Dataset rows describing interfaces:
::::::::::

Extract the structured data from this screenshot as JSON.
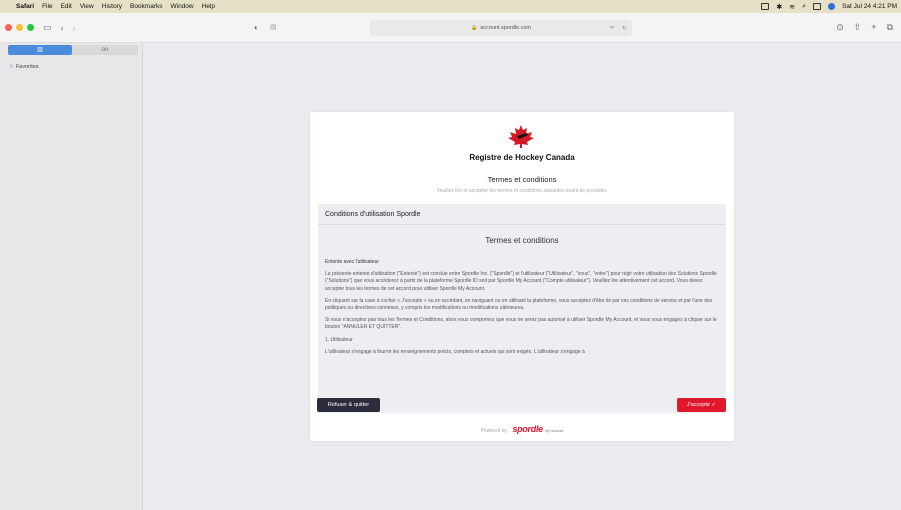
{
  "menubar": {
    "app": "Safari",
    "items": [
      "File",
      "Edit",
      "View",
      "History",
      "Bookmarks",
      "Window",
      "Help"
    ],
    "clock": "Sat Jul 24 4:21 PM"
  },
  "toolbar": {
    "url": "account.spordle.com",
    "colors": {
      "close": "#fd5f57",
      "minimize": "#febc2e",
      "zoom": "#28c840"
    }
  },
  "sidebar": {
    "tab_bookmarks": "▥",
    "tab_reading": "oo",
    "favorites": "Favorites"
  },
  "page": {
    "brand_title": "Registre de Hockey Canada",
    "terms_heading": "Termes et conditions",
    "terms_subtitle": "Veuillez lire et accepter les termes et conditions suivantes avant de procéder.",
    "panel_title": "Conditions d'utilisation Spordle",
    "panel_heading": "Termes et conditions",
    "section_heading": "Entente avec l'utilisateur",
    "para1": "La présente entente d'utilisation (\"Entente\") est conclue entre Spordle Inc. (\"Spordle\") et l'utilisateur (\"Utilisateur\", \"vous\", \"votre\") pour régir votre utilisation des Solutions Spordle (\"Solutions\") que vous accéderez à partir de la plateforme Spordle ID soit par Spordle My Account (\"Compte utilisateur\"). Veuillez lire attentivement cet accord. Vous devez accepter tous les termes de cet accord pour utiliser Spordle My Account.",
    "para2": "En cliquant sur la case à cocher « J'accepte » ou en accédant, en naviguant ou en utilisant la plateforme, vous acceptez d'être lié par ces conditions de service et par l'une des politiques ou directives connexes, y compris les modifications ou modifications ultérieures.",
    "para3": "Si vous n'acceptez pas tous les Termes et Conditions, alors vous comprenez que vous ne serez pas autorisé à utiliser Spordle My Account, et vous vous engagez à cliquer sur le bouton \"ANNULER ET QUITTER\".",
    "section1": "1. Utilisateur",
    "para4": "L'utilisateur s'engage à fournir les renseignements précis, complets et actuels qui sont exigés. L'utilisateur s'engage à",
    "refuse_label": "Refuser & quitter",
    "accept_label": "J'accepte ✓",
    "powered_by": "Powered by",
    "spordle": "spordle",
    "my_account": "My Account"
  }
}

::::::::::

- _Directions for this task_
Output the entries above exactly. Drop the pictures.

- _The answer_
Extract the structured data from this screenshot as JSON.
{
  "menubar": {
    "app": "Safari",
    "items": [
      "File",
      "Edit",
      "View",
      "History",
      "Bookmarks",
      "Window",
      "Help"
    ],
    "clock": "Sat Jul 24 4:21 PM"
  },
  "toolbar": {
    "url": "account.spordle.com",
    "colors": {
      "close": "#fd5f57",
      "minimize": "#febc2e",
      "zoom": "#28c840"
    }
  },
  "sidebar": {
    "tab_bookmarks": "▥",
    "tab_reading": "oo",
    "favorites": "Favorites"
  },
  "page": {
    "brand_title": "Registre de Hockey Canada",
    "terms_heading": "Termes et conditions",
    "terms_subtitle": "Veuillez lire et accepter les termes et conditions suivantes avant de procéder.",
    "panel_title": "Conditions d'utilisation Spordle",
    "panel_heading": "Termes et conditions",
    "section_heading": "Entente avec l'utilisateur",
    "para1": "La présente entente d'utilisation (\"Entente\") est conclue entre Spordle Inc. (\"Spordle\") et l'utilisateur (\"Utilisateur\", \"vous\", \"votre\") pour régir votre utilisation des Solutions Spordle (\"Solutions\") que vous accéderez à partir de la plateforme Spordle ID soit par Spordle My Account (\"Compte utilisateur\"). Veuillez lire attentivement cet accord. Vous devez accepter tous les termes de cet accord pour utiliser Spordle My Account.",
    "para2": "En cliquant sur la case à cocher « J'accepte » ou en accédant, en naviguant ou en utilisant la plateforme, vous acceptez d'être lié par ces conditions de service et par l'une des politiques ou directives connexes, y compris les modifications ou modifications ultérieures.",
    "para3": "Si vous n'acceptez pas tous les Termes et Conditions, alors vous comprenez que vous ne serez pas autorisé à utiliser Spordle My Account, et vous vous engagez à cliquer sur le bouton \"ANNULER ET QUITTER\".",
    "section1": "1. Utilisateur",
    "para4": "L'utilisateur s'engage à fournir les renseignements précis, complets et actuels qui sont exigés. L'utilisateur s'engage à",
    "refuse_label": "Refuser & quitter",
    "accept_label": "J'accepte ✓",
    "powered_by": "Powered by",
    "spordle": "spordle",
    "my_account": "My Account"
  }
}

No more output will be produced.